#### Problem description
In the listing below, count the lines with "this" and report only the figure.

#### Supplied information
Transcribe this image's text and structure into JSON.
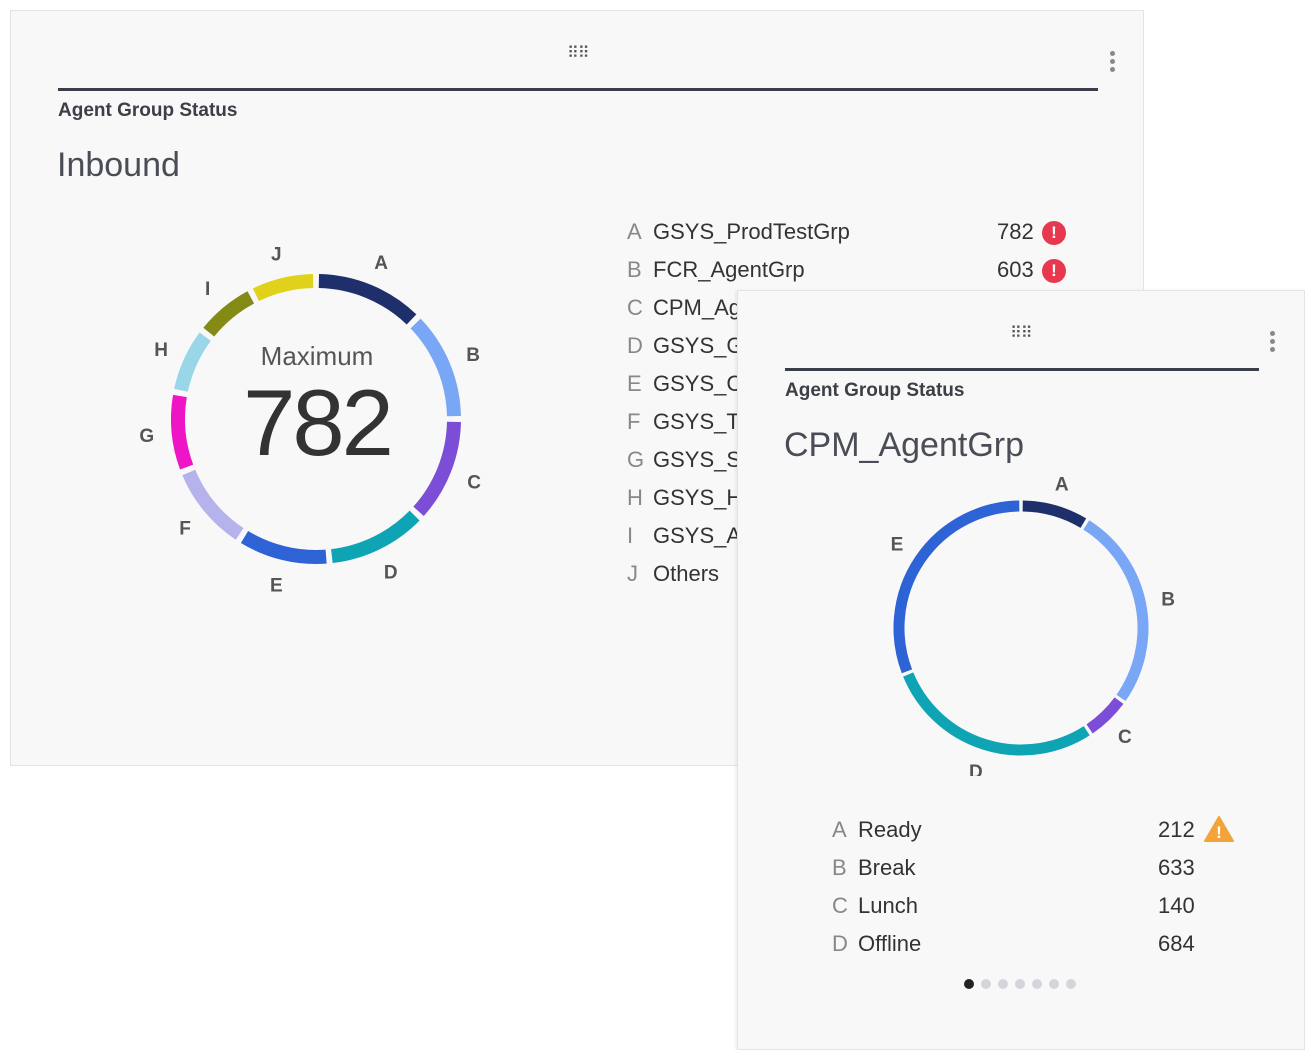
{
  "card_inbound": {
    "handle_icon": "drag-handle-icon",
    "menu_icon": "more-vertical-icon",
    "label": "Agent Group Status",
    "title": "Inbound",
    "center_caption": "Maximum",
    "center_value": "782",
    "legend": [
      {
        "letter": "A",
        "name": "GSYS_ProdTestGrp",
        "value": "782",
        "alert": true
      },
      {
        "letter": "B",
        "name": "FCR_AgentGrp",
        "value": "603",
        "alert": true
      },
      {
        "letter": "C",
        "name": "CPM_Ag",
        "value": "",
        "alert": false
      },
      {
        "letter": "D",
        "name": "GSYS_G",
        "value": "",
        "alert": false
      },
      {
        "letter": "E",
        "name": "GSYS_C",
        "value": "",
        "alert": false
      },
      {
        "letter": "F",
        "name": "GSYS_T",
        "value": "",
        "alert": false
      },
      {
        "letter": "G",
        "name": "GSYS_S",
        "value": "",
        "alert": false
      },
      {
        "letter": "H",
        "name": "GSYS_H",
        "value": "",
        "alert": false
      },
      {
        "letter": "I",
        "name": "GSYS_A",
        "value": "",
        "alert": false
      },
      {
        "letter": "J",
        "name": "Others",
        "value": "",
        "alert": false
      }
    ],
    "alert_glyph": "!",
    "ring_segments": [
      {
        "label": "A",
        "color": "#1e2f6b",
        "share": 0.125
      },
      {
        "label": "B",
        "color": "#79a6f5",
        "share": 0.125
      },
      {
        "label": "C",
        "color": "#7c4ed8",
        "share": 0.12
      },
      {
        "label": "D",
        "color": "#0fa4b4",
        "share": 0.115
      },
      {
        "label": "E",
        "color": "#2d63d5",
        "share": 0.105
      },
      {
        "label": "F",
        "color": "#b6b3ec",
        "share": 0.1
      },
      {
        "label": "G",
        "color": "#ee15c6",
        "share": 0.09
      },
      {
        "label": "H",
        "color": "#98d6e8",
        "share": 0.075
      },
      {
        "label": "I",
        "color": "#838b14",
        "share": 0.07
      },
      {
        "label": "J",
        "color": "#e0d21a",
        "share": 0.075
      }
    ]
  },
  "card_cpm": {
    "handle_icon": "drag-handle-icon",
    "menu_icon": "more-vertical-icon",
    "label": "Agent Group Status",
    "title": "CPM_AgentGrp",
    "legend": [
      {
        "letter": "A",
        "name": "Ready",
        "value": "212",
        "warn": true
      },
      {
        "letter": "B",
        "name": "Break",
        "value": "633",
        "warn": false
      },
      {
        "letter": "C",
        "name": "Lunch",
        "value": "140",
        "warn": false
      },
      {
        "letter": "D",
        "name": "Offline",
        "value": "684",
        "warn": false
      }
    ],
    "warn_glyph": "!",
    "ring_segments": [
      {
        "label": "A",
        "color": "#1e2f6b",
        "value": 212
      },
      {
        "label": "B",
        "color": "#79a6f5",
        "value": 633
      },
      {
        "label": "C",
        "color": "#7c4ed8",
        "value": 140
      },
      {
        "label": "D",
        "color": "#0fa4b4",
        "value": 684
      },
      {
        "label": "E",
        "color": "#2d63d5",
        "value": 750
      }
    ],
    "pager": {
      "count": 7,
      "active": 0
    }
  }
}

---

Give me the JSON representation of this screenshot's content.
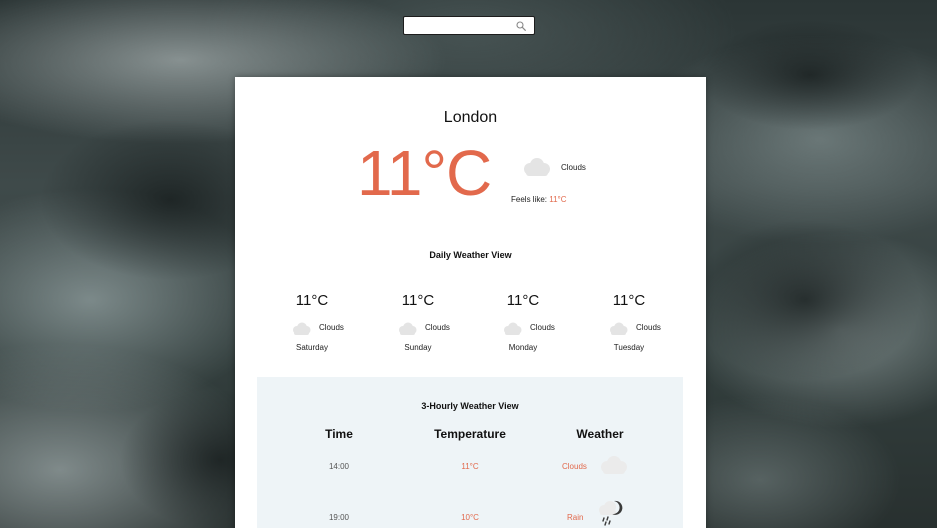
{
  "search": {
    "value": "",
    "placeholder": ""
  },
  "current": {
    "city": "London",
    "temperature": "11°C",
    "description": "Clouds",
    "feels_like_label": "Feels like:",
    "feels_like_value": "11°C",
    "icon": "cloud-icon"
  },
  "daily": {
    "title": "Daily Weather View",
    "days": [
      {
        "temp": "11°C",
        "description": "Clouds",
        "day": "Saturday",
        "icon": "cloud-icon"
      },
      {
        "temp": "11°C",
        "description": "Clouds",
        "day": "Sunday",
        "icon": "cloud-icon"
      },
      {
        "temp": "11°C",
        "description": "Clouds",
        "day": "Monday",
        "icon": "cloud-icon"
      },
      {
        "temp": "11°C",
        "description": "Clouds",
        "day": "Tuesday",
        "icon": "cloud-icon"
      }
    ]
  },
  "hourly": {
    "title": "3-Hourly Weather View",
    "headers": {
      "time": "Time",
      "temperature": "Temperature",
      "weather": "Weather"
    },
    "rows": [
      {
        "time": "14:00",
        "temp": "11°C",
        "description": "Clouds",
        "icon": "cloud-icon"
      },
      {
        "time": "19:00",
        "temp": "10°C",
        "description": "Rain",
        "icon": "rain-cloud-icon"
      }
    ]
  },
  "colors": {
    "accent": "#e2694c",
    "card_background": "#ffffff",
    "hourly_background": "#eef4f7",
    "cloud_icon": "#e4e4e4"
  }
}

#### Exercise response
2